“But when they believed Philip as he preached the things concerning the kingdom of God and the name of Jesus Christ, both men and women were baptized.” (Acts 8:12).
Philip was preaching about the Kingdom of God. Jesus had also preached, “The Kingdom of God is at hand.” When theKingdomofGodis present, people will experience the benefits of the kingdom – forgiveness of sins, life, joy, peace, signs, wonders, healings and miracles. He also preached the powerful, life-transforming name of Jesus. He preached that Jesus is the Savior, Healer, Baptizer in the Holy Spirit, and the Soon Coming King – that’s the Gospel!
Charles Spurgeon on Preaching Jesus:
You remember the story I told you of the Welshman who heard a young man preach a very fine sermon-a grand sermon, a highfaluting, spread-eagle sermon; and when he had done, he asked the Welshman what he thought of it. The man replied that he did not think anything of it.
“And why not?”
“Because there was no Jesus Christ in it.”
“Well,” said he, “but my text did not seem to run that way.”
“Never mind,” said the Welshman, “your sermon ought to run that way.”
“I do not see that, however,” said the young man.

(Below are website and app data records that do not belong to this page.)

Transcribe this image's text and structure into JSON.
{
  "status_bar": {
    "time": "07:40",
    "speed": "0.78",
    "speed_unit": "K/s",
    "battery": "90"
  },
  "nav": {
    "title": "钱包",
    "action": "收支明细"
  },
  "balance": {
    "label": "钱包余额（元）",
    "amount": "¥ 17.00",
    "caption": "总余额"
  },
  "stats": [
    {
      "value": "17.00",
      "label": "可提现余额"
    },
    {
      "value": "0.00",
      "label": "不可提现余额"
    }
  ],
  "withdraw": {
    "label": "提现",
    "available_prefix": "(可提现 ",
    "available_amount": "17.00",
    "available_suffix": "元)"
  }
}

“No,” said the other, “you do not see how to preach yet. This is the way to preach. From every little village inEngland- it does not matter where it is – there is sure to be a road toLondon. Now, from every text in the Bible there is a road to Jesus Christ, and the way to preach is just to say, `How can I get from this text to Jesus Christ?’ and then go preaching all the way along it.”
“Well,” said the young man, “suppose I find a text that does not have a road to Jesus.”

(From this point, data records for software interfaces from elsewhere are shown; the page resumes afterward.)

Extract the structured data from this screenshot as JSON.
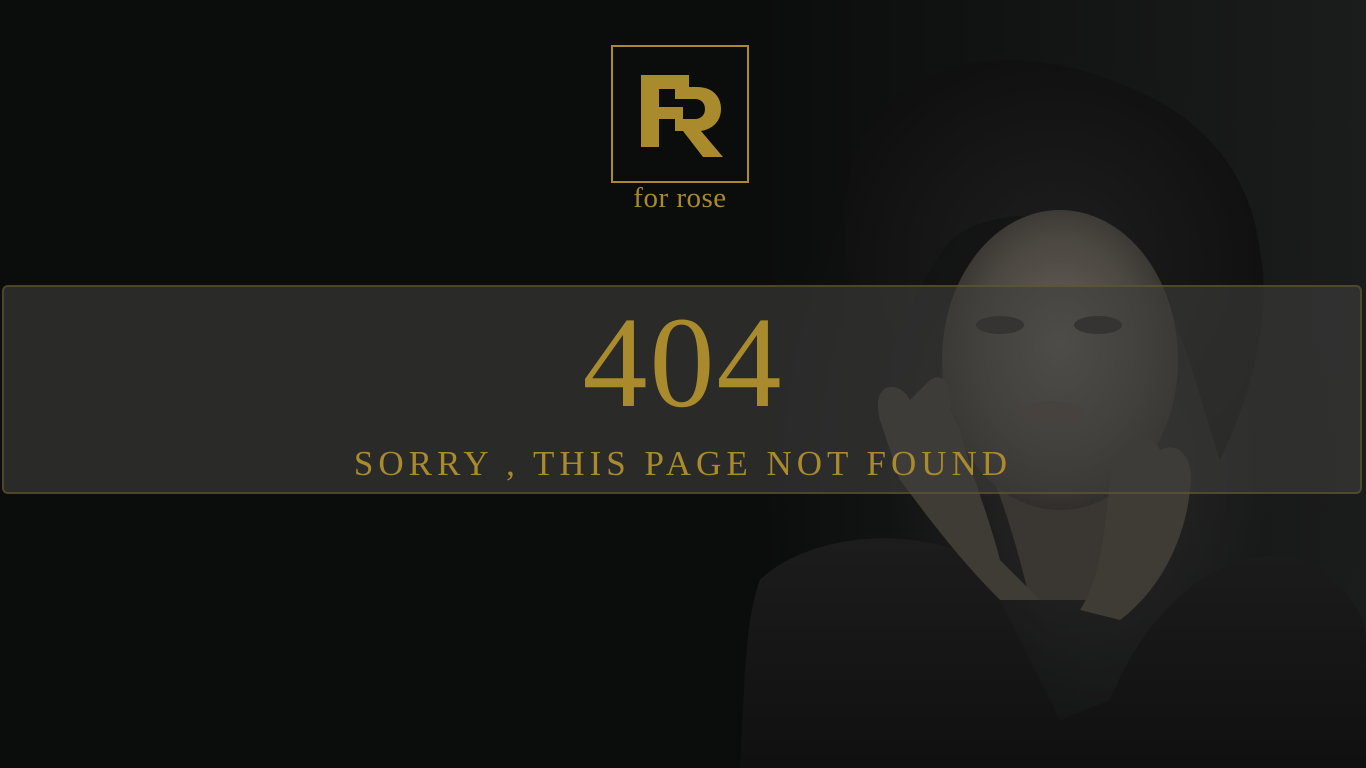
{
  "brand": {
    "name": "for rose",
    "accent_color": "#a98a2c"
  },
  "error": {
    "code": "404",
    "message": "SORRY , THIS PAGE NOT FOUND"
  },
  "background": {
    "image": "portrait of a woman with dark hair and hand near face"
  }
}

“I have preached for forty years,” said the old man, “and I have never found such a Scripture, but if I ever do find one I will go over hedge and ditch but what I will get to him, for I will never finish without bringing in my Master.”[x]
I hope the church you attend preaches Jesus and the Bible. God’s Word has the power to change your life. Look at the end of the story of Philip’s revival in Samaria: “So when they had testified and preached the word of the Lord, they returned to Jerusalem, preaching the gospel in many villages of the Samaritans.” (Acts 8:25). The church in Acts continued steadfastly in the apostles’ doctrine (Acts 2:42). That word steadfastly means to give unremitting care to a thing; to persevere and not to faint; unwavering; firmly established; loyal or constant.[xi] That means they were continually in the Word.
Jesus said, “Man does not live by bread alone, but by every word that proceeds from the mouth of God.” (Matthew 4:4). The Word of God is food for our spirits. If the only Bible you get into your heart is from your pastor’s sermon once a week at church, then you are starving your spirit-man. Read the Bible, it is life to your spirit. It strengthens your faith. God wants you to continue steadfastly in the Word – to read it every day.
Pastor Chris Jordan
[ii] Martin Luther, 95 Theses.
[iv] J. W. Alexander, Thoughts on Preaching. (Banner of Truth reprint, 1998).
[v] John Stott, Between Two Worlds: The Art of Preaching in the Twentieth Century. (William B. Eerdmans Publishing Company, 1996).
[vi] Dr. Martyn Lloyd-Jones, Preaching.